How they spread
Boot sector viruses are usually spread by infected floppy disks. In the past, these were usually bootable disks, but this is no longer the case. A floppy disk does not need to be bootable to transmit a boot sector virus. Any disk can cause infection if it is in the drive when the computer boots up or shuts down. The virus can also be spread across networks from file downloads and from email file attachments. In most cases, all write-enabled floppies used on an infected PC will themselves pick up the boot sector virus.
In the past, setting the computer to boot first from the
C: (hard) drive and then the
drive, or never to boot from the
A: drive at all, was a
reasonable precaution against boot sector viruses. This is no longer
the case, as viruses are now more dangerous and spread in more ways.
You can configure some CMOS setups to prevent writing to the boot sector of the hard drive. This may be of some use against boot sector viruses. However, if you need to reinstall or upgrade the operating system, you will have to change the setting back to make the MBR writable again.
For more information on boot sector viruses and viruses in general, see:http://www.faqs.org/faqs/by-newsgroup/comp/comp.virus.html
Precautions and damage control

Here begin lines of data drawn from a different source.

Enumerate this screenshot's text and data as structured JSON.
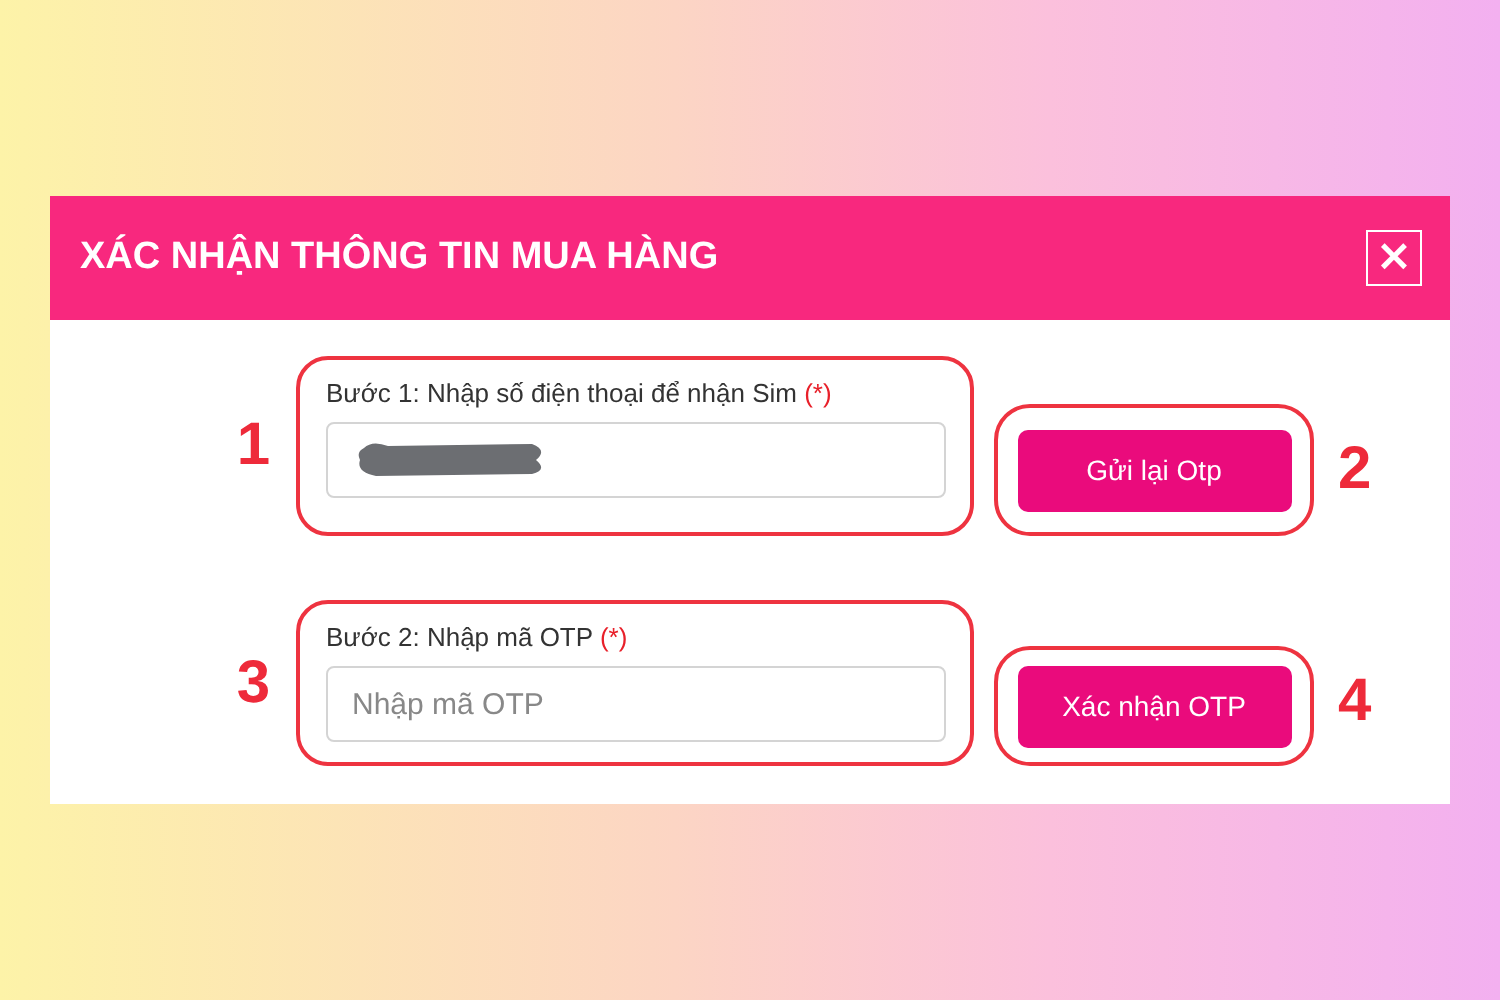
{
  "dialog": {
    "title": "XÁC NHẬN THÔNG TIN MUA HÀNG",
    "close_icon": "×",
    "steps": [
      {
        "number": "1",
        "label": "Bước 1: Nhập số điện thoại để nhận Sim",
        "required": "(*)",
        "value_redacted": true,
        "button": "Gửi lại Otp",
        "button_number": "2"
      },
      {
        "number": "3",
        "label": "Bước 2: Nhập mã OTP",
        "required": "(*)",
        "placeholder": "Nhập mã OTP",
        "value_redacted": false,
        "button": "Xác nhận OTP",
        "button_number": "4"
      }
    ]
  }
}
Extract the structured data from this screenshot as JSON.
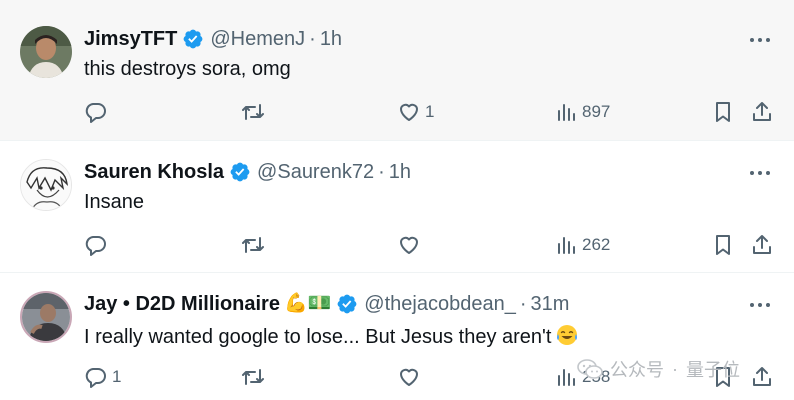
{
  "tweets": [
    {
      "name": "JimsyTFT",
      "handle": "@HemenJ",
      "separator": "·",
      "time": "1h",
      "text": "this destroys sora, omg",
      "replies": "",
      "retweets": "",
      "likes": "1",
      "views": "897",
      "avatar": "person-photo"
    },
    {
      "name": "Sauren Khosla",
      "handle": "@Saurenk72",
      "separator": "·",
      "time": "1h",
      "text": "Insane",
      "replies": "",
      "retweets": "",
      "likes": "",
      "views": "262",
      "avatar": "manga-sketch"
    },
    {
      "name": "Jay • D2D Millionaire",
      "name_emojis": "💪💵",
      "handle": "@thejacobdean_",
      "separator": "·",
      "time": "31m",
      "text": "I really wanted google to lose... But Jesus they aren't",
      "text_emoji": "joy-tears-emoji",
      "replies": "1",
      "retweets": "",
      "likes": "",
      "views": "258",
      "avatar": "gym-photo"
    }
  ],
  "watermark": {
    "icon": "wechat-icon",
    "label": "公众号",
    "separator": "·",
    "brand": "量子位"
  },
  "colors": {
    "verified": "#1d9bf0",
    "secondary_text": "#536471",
    "primary_text": "#0f1419",
    "highlight_bg": "#f7f7f7"
  }
}
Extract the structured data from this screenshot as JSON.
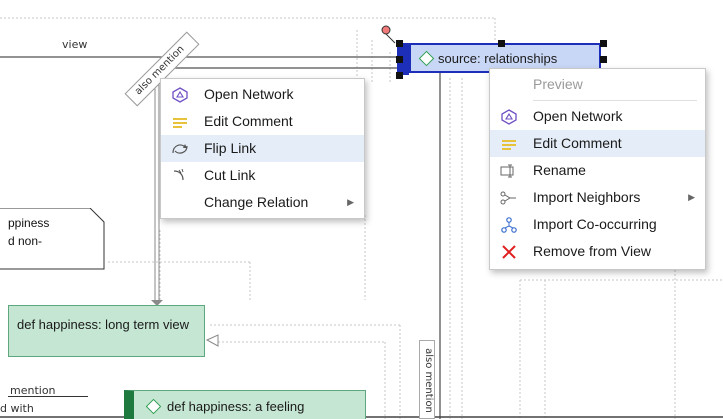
{
  "canvas": {
    "edge_labels": {
      "view": "view",
      "also_mention_left": "also mention",
      "also_mention_right": "also mention"
    },
    "nodes": {
      "source": "source: relationships",
      "def_long_term": "def happiness: long term view",
      "def_feeling": "def happiness: a feeling",
      "comment_line1": "ppiness",
      "comment_line2": "d non-",
      "partial_mention": "mention",
      "partial_with": "d with"
    }
  },
  "link_menu": {
    "items": [
      {
        "label": "Open Network",
        "icon": "network-icon"
      },
      {
        "label": "Edit Comment",
        "icon": "comment-icon"
      },
      {
        "label": "Flip Link",
        "icon": "flip-link-icon"
      },
      {
        "label": "Cut Link",
        "icon": "cut-link-icon"
      },
      {
        "label": "Change Relation",
        "icon": "none"
      }
    ]
  },
  "node_menu": {
    "items": [
      {
        "label": "Preview"
      },
      {
        "label": "Open Network",
        "icon": "network-icon"
      },
      {
        "label": "Edit Comment",
        "icon": "comment-icon"
      },
      {
        "label": "Rename",
        "icon": "rename-icon"
      },
      {
        "label": "Import Neighbors",
        "icon": "import-neighbors-icon"
      },
      {
        "label": "Import Co-occurring",
        "icon": "import-cooccurring-icon"
      },
      {
        "label": "Remove from View",
        "icon": "remove-icon"
      }
    ]
  },
  "colors": {
    "accent": "#1d2fb8",
    "node_fill": "#c5e6d2",
    "node_border": "#5fa77c",
    "comment_icon": "#e8c23a",
    "remove_icon": "#e02020",
    "network_icon": "#6f4fc4"
  }
}
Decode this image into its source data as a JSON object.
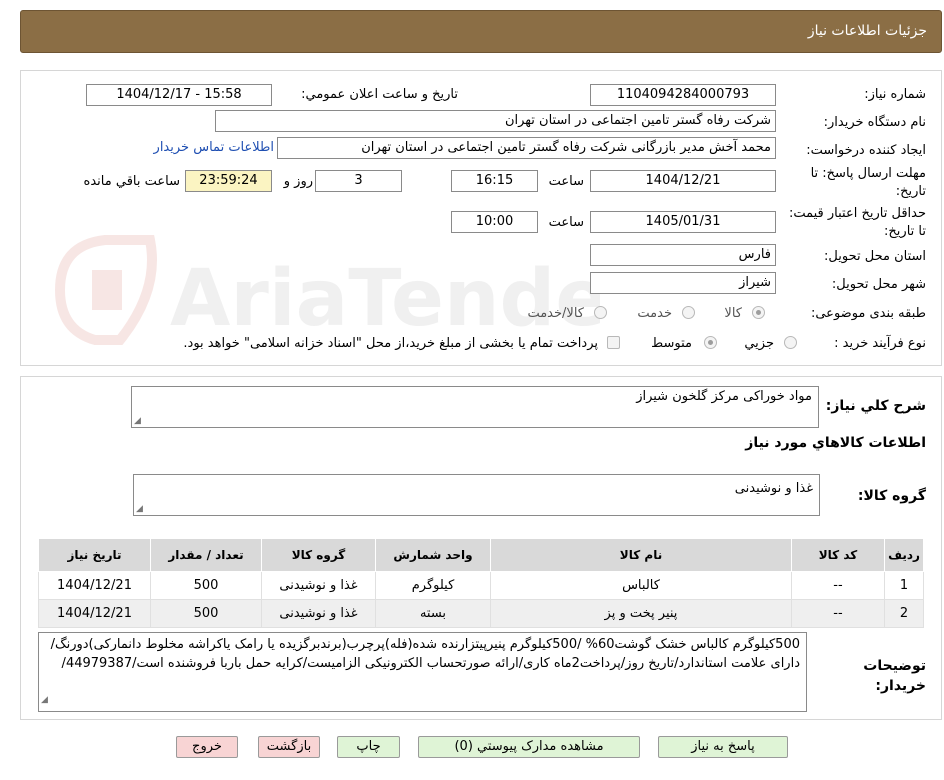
{
  "header": {
    "title": "جزئیات اطلاعات نیاز"
  },
  "form": {
    "need_number_label": "شماره نیاز:",
    "need_number": "1104094284000793",
    "announce_label": "تاریخ و ساعت اعلان عمومي:",
    "announce_value": "1404/12/17 - 15:58",
    "buyer_org_label": "نام دستگاه خریدار:",
    "buyer_org": "شرکت رفاه گستر تامین اجتماعی در استان تهران",
    "requester_label": "ایجاد کننده درخواست:",
    "requester": "محمد آخش مدیر بازرگانی شرکت رفاه گستر تامین اجتماعی در استان تهران",
    "contact_link": "اطلاعات تماس خریدار",
    "deadline_label": "مهلت ارسال پاسخ: تا تاریخ:",
    "deadline_date": "1404/12/21",
    "time_word": "ساعت",
    "deadline_time": "16:15",
    "days_value": "3",
    "days_word": "روز و",
    "remaining_time": "23:59:24",
    "remaining_word": "ساعت باقي مانده",
    "validity_label": "حداقل تاریخ اعتبار قیمت: تا تاریخ:",
    "validity_date": "1405/01/31",
    "validity_time": "10:00",
    "province_label": "استان محل تحویل:",
    "province": "فارس",
    "city_label": "شهر محل تحویل:",
    "city": "شیراز",
    "category_label": "طبقه بندی موضوعی:",
    "category_options": [
      "کالا",
      "خدمت",
      "کالا/خدمت"
    ],
    "process_label": "نوع فرآیند خرید :",
    "process_options": [
      "جزیي",
      "متوسط"
    ],
    "payment_note": "پرداخت تمام یا بخشی از مبلغ خرید،از محل \"اسناد خزانه اسلامی\" خواهد بود."
  },
  "summary": {
    "label": "شرح كلي نياز:",
    "value": "مواد خوراکی مرکز گلخون شیراز",
    "items_heading": "اطلاعات کالاهاي مورد نياز",
    "group_label": "گروه کالا:",
    "group_value": "غذا و نوشیدنی"
  },
  "table": {
    "headers": [
      "رديف",
      "کد کالا",
      "نام کالا",
      "واحد شمارش",
      "گروه کالا",
      "تعداد / مقدار",
      "تاريخ نياز"
    ],
    "rows": [
      [
        "1",
        "--",
        "کالباس",
        "کیلوگرم",
        "غذا و نوشیدنی",
        "500",
        "1404/12/21"
      ],
      [
        "2",
        "--",
        "پنیر پخت و پز",
        "بسته",
        "غذا و نوشیدنی",
        "500",
        "1404/12/21"
      ]
    ]
  },
  "notes": {
    "label": "توضیحات خریدار:",
    "value": "500کیلوگرم کالباس خشک گوشت60% /500کیلوگرم پنیرپیتزارنده شده(فله)پرچرب(برندبرگزیده یا رامک یاکراشه مخلوط دانمارکی)دورنگ/دارای علامت استاندارد/تاریخ روز/پرداخت2ماه کاری/ارائه صورتحساب الکترونیکی الزامیست/کرایه حمل باربا فروشنده است/44979387/"
  },
  "buttons": {
    "reply": "پاسخ به نیاز",
    "attachments": "مشاهده مدارک پیوستي (0)",
    "print": "چاپ",
    "back": "بازگشت",
    "exit": "خروج"
  },
  "watermark": {
    "text": "AriaTender.neT"
  },
  "colors": {
    "header_bg": "#8b6e45",
    "timer_bg": "#fbf4c2",
    "link": "#1f4fb2",
    "green_btn": "#dff4d6",
    "pink_btn": "#f8d4d4"
  }
}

Prevention is usually a matter of vigilance and avoiding contact with unknown disks. The following suggestions will help keep your systems and data safe:
- The best protection against boot sector viruses is the same as
against viruses in general: a good antivirus program with up-to-date
virus definitions. Antivirus programs do two key things:
- Scan for and remove viruses in files on disks
- Monitor the operation of your computer for virus-like activity and look for known actions of specific viruses or general suspicious activity
Note: The University Information Security Office (UISO) recommends that you run the latest version of Symantec virus protection software (available to IU students, faculty, and staff free of charge via IUware) for your operating system; See In Windows, how do I safely upgrade to the latest security software? Be sure to upgrade safely, update your virus definitions daily, and scan your computer weekly. Check the software help for instructions.
- Back up your files, so that you can restore them if a virus
Note: If you back up a file that is already infected with a virus, you can re-infect your system by restoring files from the backup copies. Check your backup files with virus scanning software before using them.
- Keep your original application and system disks locked
(write-protected). This will prevent a virus from spreading to your
- If you must insert one of your application floppy disks into an
unknown computer, lock it first. Unlock your application disk only
after verifying that the computer is free of viruses.
- Obtain public-domain software from reputable sources. Don't
download software directly to a hard disk. Rather, save it to a floppy
disk, lock the floppy disk, and check it thoroughly using reputable
virus detection software. Don't copy it to your hard disk until you
know it is safe. This can also help protect you from
Trojan horse programs.
- Quarantine any infected computer. If you discover that a computer is infected with a virus, immediately isolate it from other computers. In other words, disconnect it from any network it is on. Don't allow anyone to copy or move files from it until the entire system has been reliably disinfected.
Some of this information was adapted from an article in the UITS publication Computing Times Online.
Last modified on August 30, 2010.